Green IT formalized in FAR, federal policy

The Office of Management and Budget published a proposed policy letter that outlines agency responsibilities for acquiring environmentally friendly products and services, including information technology. At about the same time, the Federal Acquisition Regulation council agreed to change the FAR to require use of the Electronic Products Environmental Assessment Tool (EPEAT) when acquiring personal computer products when they are available.

Both were published in the Federal Register. The FAR amendment is effective as of its publishing date, but it could be revised after a comment period. The policy letter will take effect after a comment period. Comments are due Feb. 25 for the FAR amendment and Feb. 26 for the proposed policy letter.

The green actions provide steps that agencies must take to reduce greenhouse gases through electronic stewardship and energy savings, according to President Bush’s Jan. 26, 2007, environmental executive order.

The OFPP letter requires that agencies identify opportunities and give preference to green products and services, including alternative fuels and hybrid vehicles; bio-based products; EnergyStar and Federal Energy Management Program-designated products; EPEAT-registered computer products; and products with low or no toxic or hazardous materials, nonozone-depleting substances, and those made with recycled content or renewable energy. Agencies will first consider mandatory and preferred sources to obtain green products and services that meet their performance needs, and where it is not designated to automatically substitute green products and service in place of those that are not, OFPP Administrator Paul Denett said in the proposed policy letter.

Central supply agencies, such as the General Services Administration and the Defense Logistics Agency, will designate green products and services, and phase out competing nongreen products from their catalogs and online ordering systems by 2010. Green products designated after the policy letter will be put in place a year later or other agreed-upon alternative. Agencies will develop a green purchasing plan, which includes promoting the acquisition of green products and services internally and externally to all product vendors and service providers.

Agencies will report to OFPP on steps taken to comply with the green mandate and conduct tests to measure results from the purchase and use of environmental products and services. Agencies also may be asked to serve as the lead in coordinating a pilot test and reporting governmentwide results.

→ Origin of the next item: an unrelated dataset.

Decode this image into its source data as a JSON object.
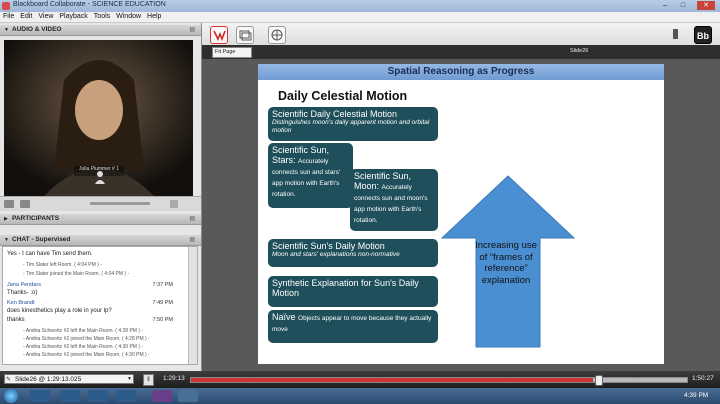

The Environmental Protection Agency’s EPEAT, which is now incorporated into FAR, is a standard for computers, laptop PCs and monitors to measure their electronic environmental stewardship and energy savings. EPA and other agencies have worked with OMB to encourage the use of EPEAT products in contracts. Agencies had been able to voluntarily include contract language about buying green IT into individual proposal requests. With the FAR provision, the designation of EPEAT products in contracts becomes federal procurement policy.

About the Author

Mary Mosquera is a reporter for Federal Computer Week.


    sensor network (agsandrew/

    Are agencies really ready for EIS?

    The telecom contract has the potential to reinvent IT infrastructure, but finding the bandwidth to take full advantage could prove difficult.

  • People
    Dave Powner, GAO

    Dave Powner audits the state of federal IT

    The GAO director of information technology issues is leaving government after 16 years. On his way out the door, Dave Powner details how far govtech has come in the past two decades and flags the most critical issues he sees facing federal IT leaders.

  • FCW Illustration.  Original Images: Shutterstock, Airbnb

    Should federal contracting be more like Airbnb?

    Steve Kelman believes a lighter touch and a bit more trust could transform today's compliance culture.

Stay Connected

FCW Update

Sign up for our newsletter.

I agree to this site's Privacy Policy.